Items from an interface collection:
● ● ●

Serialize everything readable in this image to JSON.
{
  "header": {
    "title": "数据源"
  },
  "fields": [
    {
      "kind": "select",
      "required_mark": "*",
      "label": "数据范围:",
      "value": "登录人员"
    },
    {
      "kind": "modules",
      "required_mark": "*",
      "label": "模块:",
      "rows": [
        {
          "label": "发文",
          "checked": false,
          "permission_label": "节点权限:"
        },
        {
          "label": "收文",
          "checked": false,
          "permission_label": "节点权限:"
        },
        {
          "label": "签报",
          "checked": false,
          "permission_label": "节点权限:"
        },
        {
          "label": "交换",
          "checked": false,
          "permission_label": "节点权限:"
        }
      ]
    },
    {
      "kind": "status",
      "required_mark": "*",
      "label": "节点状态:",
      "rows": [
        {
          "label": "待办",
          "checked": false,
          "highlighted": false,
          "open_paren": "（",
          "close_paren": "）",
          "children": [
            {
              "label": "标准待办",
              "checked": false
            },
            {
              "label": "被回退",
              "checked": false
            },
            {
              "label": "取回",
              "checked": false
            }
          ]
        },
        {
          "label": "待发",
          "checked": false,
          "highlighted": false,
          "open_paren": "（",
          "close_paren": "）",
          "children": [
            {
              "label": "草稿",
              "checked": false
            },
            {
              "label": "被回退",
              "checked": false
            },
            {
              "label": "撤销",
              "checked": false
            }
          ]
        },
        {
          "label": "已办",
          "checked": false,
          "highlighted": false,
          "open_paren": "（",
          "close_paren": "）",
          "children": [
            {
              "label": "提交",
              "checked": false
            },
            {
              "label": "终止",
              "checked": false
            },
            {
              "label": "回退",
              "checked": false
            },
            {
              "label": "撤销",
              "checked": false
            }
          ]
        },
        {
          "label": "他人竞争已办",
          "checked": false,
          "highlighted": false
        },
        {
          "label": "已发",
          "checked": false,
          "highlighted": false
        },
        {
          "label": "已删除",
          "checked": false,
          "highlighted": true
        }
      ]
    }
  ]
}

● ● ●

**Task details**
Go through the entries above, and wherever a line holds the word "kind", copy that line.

**Exercise result**
      "kind": "select",
      "kind": "modules",
      "kind": "status",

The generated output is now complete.